Exercise aim: In the data below, which lines hold the word "this"? Copy them.

(App and web page records)

_ _ _

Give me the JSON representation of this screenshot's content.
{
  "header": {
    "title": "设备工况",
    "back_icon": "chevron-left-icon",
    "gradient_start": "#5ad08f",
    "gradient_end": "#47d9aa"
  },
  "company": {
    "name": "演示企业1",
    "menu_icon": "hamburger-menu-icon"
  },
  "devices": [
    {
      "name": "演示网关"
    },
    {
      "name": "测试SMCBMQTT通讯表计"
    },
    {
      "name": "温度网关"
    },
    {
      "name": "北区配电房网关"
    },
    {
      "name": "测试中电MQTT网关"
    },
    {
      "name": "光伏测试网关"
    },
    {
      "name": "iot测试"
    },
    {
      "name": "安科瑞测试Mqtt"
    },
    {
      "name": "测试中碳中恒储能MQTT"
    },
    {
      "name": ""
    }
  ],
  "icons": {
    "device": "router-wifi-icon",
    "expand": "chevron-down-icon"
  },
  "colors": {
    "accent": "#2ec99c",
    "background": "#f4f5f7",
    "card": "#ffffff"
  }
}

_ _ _

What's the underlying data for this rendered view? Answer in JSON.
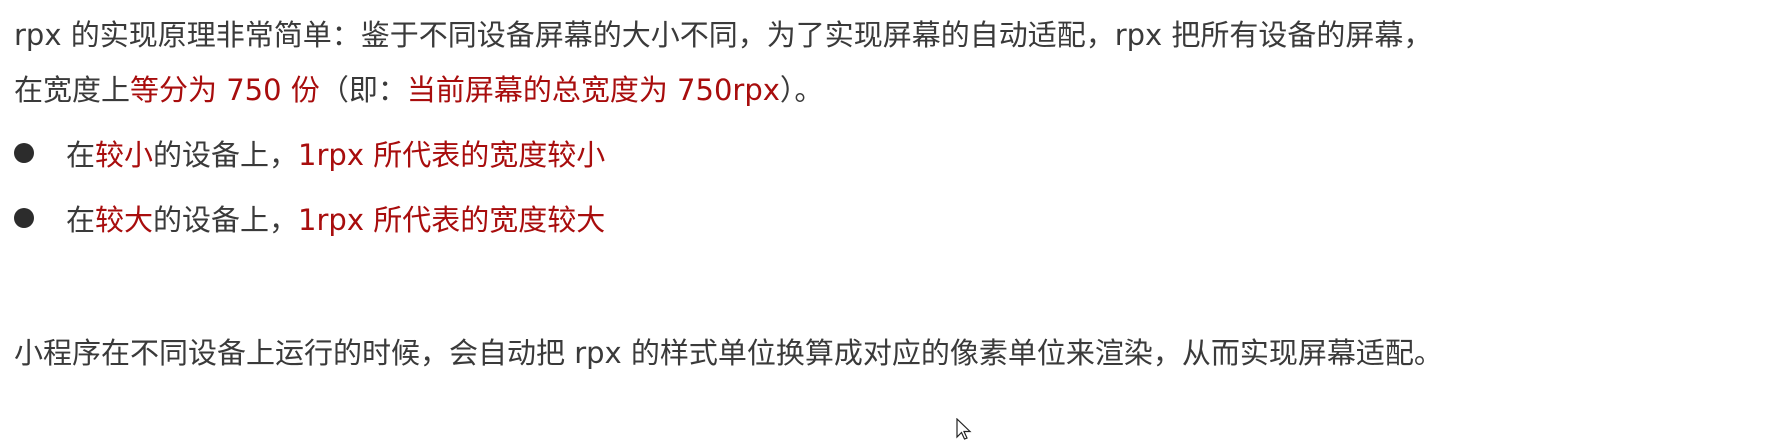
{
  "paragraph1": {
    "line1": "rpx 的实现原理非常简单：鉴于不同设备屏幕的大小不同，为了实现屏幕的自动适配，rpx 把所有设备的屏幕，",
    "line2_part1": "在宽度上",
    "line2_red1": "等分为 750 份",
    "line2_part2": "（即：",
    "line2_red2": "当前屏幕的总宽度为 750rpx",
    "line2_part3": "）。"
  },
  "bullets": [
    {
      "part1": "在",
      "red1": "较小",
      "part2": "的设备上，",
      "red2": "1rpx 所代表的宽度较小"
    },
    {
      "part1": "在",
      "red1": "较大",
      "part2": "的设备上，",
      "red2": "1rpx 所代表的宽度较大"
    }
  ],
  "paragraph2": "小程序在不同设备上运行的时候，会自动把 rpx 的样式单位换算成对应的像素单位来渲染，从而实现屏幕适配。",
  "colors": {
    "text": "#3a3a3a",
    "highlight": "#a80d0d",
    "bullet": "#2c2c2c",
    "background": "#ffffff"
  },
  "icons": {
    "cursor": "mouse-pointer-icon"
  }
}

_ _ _

Result of the exercise:
Give me the JSON representation of this screenshot's content.
What's the underlying data for this rendered view? Answer in JSON.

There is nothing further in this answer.